# WORK REQUIRED
Please output each entry exactly as it appears.
● ● ●
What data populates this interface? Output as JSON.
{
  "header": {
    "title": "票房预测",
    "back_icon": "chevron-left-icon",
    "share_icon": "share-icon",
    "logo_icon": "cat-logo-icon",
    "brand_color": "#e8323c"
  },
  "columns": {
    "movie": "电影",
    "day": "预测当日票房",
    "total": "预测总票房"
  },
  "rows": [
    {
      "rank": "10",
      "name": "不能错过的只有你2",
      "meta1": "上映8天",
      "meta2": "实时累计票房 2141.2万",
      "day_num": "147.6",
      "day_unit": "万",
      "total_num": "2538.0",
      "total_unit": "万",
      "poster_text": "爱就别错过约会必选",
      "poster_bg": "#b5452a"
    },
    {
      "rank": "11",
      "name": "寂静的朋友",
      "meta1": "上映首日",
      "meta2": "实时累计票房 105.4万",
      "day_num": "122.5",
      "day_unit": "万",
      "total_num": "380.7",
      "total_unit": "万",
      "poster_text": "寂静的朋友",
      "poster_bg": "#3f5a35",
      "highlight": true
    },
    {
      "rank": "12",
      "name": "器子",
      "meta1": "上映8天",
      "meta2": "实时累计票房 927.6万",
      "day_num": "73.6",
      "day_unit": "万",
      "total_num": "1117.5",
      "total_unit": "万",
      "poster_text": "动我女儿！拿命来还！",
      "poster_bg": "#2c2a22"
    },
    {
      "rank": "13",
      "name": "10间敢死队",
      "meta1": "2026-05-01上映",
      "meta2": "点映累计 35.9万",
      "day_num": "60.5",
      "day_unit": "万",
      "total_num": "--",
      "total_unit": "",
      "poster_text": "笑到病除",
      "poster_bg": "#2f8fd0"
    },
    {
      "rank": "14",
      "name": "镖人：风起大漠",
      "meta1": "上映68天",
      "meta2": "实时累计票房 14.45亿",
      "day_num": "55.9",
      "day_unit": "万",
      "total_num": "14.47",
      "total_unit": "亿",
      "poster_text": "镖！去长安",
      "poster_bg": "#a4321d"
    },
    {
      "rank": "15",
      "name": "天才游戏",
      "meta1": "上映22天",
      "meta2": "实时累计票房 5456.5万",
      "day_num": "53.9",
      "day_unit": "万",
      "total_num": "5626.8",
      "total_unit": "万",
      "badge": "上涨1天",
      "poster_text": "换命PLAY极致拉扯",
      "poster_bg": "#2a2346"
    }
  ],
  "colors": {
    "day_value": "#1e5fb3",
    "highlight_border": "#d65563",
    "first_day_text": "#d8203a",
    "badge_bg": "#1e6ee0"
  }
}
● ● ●
# YOUR SOLUTION
What data populates this interface? Output as JSON.
{
  "header": {
    "title": "票房预测",
    "back_icon": "chevron-left-icon",
    "share_icon": "share-icon",
    "logo_icon": "cat-logo-icon",
    "brand_color": "#e8323c"
  },
  "columns": {
    "movie": "电影",
    "day": "预测当日票房",
    "total": "预测总票房"
  },
  "rows": [
    {
      "rank": "10",
      "name": "不能错过的只有你2",
      "meta1": "上映8天",
      "meta2": "实时累计票房 2141.2万",
      "day_num": "147.6",
      "day_unit": "万",
      "total_num": "2538.0",
      "total_unit": "万",
      "poster_text": "爱就别错过约会必选",
      "poster_bg": "#b5452a"
    },
    {
      "rank": "11",
      "name": "寂静的朋友",
      "meta1": "上映首日",
      "meta2": "实时累计票房 105.4万",
      "day_num": "122.5",
      "day_unit": "万",
      "total_num": "380.7",
      "total_unit": "万",
      "poster_text": "寂静的朋友",
      "poster_bg": "#3f5a35",
      "highlight": true
    },
    {
      "rank": "12",
      "name": "器子",
      "meta1": "上映8天",
      "meta2": "实时累计票房 927.6万",
      "day_num": "73.6",
      "day_unit": "万",
      "total_num": "1117.5",
      "total_unit": "万",
      "poster_text": "动我女儿！拿命来还！",
      "poster_bg": "#2c2a22"
    },
    {
      "rank": "13",
      "name": "10间敢死队",
      "meta1": "2026-05-01上映",
      "meta2": "点映累计 35.9万",
      "day_num": "60.5",
      "day_unit": "万",
      "total_num": "--",
      "total_unit": "",
      "poster_text": "笑到病除",
      "poster_bg": "#2f8fd0"
    },
    {
      "rank": "14",
      "name": "镖人：风起大漠",
      "meta1": "上映68天",
      "meta2": "实时累计票房 14.45亿",
      "day_num": "55.9",
      "day_unit": "万",
      "total_num": "14.47",
      "total_unit": "亿",
      "poster_text": "镖！去长安",
      "poster_bg": "#a4321d"
    },
    {
      "rank": "15",
      "name": "天才游戏",
      "meta1": "上映22天",
      "meta2": "实时累计票房 5456.5万",
      "day_num": "53.9",
      "day_unit": "万",
      "total_num": "5626.8",
      "total_unit": "万",
      "badge": "上涨1天",
      "poster_text": "换命PLAY极致拉扯",
      "poster_bg": "#2a2346"
    }
  ],
  "colors": {
    "day_value": "#1e5fb3",
    "highlight_border": "#d65563",
    "first_day_text": "#d8203a",
    "badge_bg": "#1e6ee0"
  }
}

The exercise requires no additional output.